• _Try it_: Every line of the entries below that includes "JSON" belongs in the answer, copied as written.

Saved entries:
▼
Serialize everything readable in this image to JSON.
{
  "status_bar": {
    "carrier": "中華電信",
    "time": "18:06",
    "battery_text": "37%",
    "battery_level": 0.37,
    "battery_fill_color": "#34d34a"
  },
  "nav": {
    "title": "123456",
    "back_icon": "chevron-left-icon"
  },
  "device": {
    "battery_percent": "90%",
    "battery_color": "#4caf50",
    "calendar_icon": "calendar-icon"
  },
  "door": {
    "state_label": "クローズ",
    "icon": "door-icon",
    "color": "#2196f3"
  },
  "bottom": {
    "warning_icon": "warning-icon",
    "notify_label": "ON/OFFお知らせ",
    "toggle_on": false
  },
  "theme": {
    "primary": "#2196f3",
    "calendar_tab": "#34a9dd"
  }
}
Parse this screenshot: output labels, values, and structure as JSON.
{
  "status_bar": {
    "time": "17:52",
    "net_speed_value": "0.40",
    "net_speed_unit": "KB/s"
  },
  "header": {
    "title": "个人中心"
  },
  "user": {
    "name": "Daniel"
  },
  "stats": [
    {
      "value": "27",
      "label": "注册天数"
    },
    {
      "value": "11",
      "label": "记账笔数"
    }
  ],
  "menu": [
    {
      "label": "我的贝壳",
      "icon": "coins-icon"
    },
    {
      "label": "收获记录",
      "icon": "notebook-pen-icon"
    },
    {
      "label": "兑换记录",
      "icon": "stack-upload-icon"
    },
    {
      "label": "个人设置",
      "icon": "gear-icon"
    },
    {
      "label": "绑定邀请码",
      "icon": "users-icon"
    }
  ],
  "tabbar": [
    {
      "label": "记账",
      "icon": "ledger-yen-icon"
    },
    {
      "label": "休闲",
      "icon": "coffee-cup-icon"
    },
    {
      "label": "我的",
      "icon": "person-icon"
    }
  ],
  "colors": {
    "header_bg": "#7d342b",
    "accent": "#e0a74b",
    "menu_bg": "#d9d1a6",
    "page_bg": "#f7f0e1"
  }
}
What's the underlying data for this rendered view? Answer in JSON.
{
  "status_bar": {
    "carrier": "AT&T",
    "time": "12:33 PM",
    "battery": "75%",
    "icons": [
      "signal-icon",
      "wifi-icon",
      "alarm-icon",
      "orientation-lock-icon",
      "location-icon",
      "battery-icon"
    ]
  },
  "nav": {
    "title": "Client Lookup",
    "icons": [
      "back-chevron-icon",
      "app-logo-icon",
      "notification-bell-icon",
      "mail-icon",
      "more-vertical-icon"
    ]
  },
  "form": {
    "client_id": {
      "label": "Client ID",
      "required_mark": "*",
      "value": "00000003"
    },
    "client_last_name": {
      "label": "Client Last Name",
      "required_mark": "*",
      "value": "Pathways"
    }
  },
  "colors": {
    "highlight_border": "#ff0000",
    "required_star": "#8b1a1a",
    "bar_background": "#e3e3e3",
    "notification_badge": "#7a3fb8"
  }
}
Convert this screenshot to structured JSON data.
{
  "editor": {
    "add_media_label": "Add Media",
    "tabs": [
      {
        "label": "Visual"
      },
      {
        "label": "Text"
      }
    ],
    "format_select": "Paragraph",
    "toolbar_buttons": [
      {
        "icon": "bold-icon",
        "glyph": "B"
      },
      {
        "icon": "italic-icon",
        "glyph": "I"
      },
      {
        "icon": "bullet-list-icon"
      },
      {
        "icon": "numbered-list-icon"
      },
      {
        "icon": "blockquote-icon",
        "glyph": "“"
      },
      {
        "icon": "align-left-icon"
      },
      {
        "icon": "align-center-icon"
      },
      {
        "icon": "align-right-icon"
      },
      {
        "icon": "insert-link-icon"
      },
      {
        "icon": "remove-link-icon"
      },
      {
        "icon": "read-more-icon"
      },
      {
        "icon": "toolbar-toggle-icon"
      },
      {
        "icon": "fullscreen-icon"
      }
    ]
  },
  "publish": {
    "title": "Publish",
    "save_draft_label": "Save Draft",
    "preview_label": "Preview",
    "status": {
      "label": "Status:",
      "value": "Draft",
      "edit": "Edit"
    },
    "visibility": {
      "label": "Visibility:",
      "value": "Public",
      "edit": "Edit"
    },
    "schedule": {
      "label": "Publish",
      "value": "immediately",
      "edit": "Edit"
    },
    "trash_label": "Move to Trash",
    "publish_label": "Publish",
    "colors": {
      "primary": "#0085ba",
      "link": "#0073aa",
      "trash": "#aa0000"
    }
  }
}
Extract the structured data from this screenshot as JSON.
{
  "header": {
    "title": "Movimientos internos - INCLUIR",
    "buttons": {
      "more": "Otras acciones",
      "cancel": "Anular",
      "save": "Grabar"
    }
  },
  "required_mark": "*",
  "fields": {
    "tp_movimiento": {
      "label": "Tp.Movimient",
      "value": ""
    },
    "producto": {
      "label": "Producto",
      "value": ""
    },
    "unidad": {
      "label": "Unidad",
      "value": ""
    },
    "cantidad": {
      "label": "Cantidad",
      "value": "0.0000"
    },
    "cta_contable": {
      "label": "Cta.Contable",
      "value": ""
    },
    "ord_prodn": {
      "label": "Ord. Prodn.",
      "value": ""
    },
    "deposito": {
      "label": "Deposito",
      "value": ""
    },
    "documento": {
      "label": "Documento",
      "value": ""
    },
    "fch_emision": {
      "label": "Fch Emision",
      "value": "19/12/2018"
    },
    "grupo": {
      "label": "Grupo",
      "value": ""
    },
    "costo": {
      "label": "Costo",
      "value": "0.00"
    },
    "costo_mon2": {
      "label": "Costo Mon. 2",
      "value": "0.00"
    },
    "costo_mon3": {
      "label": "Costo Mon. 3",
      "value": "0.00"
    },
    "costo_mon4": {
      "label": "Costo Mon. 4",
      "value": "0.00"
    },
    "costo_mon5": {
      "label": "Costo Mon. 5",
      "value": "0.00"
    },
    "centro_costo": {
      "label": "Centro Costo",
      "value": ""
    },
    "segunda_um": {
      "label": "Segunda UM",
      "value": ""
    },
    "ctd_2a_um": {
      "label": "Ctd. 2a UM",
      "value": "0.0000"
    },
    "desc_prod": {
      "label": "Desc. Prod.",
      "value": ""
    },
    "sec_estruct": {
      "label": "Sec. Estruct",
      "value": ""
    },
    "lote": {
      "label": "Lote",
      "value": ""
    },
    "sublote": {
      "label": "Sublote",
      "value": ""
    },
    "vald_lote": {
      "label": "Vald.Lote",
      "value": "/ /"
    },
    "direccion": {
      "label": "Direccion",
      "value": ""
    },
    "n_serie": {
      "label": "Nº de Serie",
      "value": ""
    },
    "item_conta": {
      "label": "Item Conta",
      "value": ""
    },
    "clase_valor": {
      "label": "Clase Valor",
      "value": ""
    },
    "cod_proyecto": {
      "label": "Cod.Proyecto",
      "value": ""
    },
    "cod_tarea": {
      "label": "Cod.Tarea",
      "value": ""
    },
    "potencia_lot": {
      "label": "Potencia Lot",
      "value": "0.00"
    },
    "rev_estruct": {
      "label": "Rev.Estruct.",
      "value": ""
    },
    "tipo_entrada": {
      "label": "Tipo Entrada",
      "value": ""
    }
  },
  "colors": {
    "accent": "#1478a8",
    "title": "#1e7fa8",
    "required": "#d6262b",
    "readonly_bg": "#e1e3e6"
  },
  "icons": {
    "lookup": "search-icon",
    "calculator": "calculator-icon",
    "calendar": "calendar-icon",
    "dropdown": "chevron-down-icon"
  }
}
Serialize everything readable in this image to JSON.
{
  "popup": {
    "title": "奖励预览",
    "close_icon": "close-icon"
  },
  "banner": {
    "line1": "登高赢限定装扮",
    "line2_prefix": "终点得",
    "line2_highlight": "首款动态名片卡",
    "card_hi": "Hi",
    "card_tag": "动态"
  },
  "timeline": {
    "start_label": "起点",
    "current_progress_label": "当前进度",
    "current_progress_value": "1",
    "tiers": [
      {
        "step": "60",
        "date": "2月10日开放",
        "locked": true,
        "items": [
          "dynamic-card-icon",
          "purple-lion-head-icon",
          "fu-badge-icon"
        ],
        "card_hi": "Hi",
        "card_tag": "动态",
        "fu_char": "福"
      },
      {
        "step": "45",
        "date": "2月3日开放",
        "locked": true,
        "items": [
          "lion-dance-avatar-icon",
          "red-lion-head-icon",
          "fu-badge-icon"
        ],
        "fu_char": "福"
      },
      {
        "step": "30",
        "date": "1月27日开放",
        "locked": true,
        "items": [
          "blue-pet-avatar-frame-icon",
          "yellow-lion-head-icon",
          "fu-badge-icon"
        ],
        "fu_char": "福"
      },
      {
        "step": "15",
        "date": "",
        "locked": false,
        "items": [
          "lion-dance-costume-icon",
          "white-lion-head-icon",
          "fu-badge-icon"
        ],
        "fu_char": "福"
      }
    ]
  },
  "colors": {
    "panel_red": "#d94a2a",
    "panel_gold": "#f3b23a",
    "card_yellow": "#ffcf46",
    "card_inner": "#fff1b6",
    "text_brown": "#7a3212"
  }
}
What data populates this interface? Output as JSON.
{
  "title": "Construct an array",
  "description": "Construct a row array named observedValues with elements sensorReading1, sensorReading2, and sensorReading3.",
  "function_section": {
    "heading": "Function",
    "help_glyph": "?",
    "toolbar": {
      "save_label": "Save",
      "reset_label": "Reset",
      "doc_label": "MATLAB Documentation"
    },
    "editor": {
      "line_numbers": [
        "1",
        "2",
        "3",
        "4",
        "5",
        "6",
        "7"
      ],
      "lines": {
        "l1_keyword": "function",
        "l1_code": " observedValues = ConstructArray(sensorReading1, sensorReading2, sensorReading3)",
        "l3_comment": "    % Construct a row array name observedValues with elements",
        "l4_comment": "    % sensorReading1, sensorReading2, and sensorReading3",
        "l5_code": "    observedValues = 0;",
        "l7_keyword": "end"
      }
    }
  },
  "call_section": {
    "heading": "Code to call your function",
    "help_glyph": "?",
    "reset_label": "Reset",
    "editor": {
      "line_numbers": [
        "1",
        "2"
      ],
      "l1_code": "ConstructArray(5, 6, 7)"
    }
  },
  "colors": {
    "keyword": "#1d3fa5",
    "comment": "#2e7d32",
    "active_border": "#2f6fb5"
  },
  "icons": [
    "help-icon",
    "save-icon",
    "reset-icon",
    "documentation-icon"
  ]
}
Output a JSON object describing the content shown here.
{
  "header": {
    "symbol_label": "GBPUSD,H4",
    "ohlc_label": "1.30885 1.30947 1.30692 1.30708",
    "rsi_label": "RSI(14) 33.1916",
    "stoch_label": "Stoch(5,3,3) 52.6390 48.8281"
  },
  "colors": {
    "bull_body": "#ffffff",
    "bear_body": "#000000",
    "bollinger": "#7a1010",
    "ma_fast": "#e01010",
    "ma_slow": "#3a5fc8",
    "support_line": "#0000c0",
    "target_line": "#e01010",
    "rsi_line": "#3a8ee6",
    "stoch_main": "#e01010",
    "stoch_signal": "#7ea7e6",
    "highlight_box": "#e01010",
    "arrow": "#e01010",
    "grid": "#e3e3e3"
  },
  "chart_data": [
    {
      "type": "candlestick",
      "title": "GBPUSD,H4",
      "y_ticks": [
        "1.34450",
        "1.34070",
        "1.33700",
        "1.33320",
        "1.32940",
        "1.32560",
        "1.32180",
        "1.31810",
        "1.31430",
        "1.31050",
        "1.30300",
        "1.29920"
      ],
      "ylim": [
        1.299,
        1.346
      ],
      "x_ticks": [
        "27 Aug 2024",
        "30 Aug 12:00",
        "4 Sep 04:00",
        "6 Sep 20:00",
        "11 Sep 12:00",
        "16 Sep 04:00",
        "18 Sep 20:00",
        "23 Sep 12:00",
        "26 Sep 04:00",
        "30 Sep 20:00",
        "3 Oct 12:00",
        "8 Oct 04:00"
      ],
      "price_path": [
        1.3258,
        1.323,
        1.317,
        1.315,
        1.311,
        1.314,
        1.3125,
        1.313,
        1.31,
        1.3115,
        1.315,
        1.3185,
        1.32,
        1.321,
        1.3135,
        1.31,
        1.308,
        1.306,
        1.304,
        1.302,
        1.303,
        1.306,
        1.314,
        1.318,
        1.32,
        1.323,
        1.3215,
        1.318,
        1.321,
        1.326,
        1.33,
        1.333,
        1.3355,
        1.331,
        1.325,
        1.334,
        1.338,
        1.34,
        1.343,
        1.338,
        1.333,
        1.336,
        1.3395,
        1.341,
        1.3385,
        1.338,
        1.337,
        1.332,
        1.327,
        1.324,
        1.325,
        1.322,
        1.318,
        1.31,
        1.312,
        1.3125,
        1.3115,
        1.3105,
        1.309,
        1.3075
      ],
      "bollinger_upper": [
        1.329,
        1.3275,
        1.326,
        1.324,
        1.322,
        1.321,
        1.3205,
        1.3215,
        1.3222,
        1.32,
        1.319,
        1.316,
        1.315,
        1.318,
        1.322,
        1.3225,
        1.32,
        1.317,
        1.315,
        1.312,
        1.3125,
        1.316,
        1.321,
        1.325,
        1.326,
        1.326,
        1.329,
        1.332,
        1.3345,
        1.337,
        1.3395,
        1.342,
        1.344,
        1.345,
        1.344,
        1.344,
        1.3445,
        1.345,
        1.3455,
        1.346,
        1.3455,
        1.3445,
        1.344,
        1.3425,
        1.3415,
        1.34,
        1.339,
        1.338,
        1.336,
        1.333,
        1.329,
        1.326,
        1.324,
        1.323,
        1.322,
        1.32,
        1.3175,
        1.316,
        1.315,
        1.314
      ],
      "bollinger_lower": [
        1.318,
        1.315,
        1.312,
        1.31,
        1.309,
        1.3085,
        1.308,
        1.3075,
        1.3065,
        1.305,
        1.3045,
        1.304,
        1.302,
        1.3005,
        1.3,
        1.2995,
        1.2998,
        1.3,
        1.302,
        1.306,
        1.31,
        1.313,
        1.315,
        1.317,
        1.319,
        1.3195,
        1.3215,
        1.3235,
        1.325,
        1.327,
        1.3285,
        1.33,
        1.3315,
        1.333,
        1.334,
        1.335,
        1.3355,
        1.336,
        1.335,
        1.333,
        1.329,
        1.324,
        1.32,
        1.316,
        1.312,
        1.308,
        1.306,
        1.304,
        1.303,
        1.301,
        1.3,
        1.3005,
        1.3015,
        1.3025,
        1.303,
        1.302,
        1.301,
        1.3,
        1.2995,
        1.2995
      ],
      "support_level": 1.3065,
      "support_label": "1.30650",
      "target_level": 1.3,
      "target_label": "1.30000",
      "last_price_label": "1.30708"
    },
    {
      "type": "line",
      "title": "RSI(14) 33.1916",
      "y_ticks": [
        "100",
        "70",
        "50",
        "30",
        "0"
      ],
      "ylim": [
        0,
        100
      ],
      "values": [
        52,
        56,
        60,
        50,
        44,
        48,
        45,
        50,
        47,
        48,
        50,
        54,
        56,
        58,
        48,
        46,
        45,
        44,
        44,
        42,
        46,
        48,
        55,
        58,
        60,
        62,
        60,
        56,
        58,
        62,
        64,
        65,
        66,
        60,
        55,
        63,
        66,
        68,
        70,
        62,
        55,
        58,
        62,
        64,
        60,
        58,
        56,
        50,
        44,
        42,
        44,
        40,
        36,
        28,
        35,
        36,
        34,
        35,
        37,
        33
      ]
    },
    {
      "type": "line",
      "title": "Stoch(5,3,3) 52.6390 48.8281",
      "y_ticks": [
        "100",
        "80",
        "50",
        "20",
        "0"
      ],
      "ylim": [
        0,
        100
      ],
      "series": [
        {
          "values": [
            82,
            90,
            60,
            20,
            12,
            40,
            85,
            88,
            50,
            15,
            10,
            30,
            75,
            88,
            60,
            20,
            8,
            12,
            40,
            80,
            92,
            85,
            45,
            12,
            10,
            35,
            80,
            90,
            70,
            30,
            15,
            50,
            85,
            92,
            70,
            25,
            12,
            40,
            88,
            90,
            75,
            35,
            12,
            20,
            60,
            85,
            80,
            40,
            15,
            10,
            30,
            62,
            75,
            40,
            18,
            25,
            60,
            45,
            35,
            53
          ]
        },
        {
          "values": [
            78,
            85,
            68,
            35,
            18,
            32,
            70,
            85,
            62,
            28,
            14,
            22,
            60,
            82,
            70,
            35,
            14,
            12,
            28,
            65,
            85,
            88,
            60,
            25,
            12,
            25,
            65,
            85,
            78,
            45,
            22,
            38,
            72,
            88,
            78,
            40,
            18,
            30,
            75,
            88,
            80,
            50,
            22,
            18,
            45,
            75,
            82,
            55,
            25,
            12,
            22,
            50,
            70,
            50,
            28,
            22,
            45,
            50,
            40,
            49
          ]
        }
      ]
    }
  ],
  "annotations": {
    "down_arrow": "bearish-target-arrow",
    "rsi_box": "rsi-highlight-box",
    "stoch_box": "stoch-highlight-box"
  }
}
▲
• _Answer section_:
Serialize everything readable in this image to JSON.
Parse this screenshot: output labels, values, and structure as JSON.
What's the underlying data for this rendered view? Answer in JSON.
Convert this screenshot to structured JSON data.
Extract the structured data from this screenshot as JSON.
Serialize everything readable in this image to JSON.
What data populates this interface? Output as JSON.
Output a JSON object describing the content shown here.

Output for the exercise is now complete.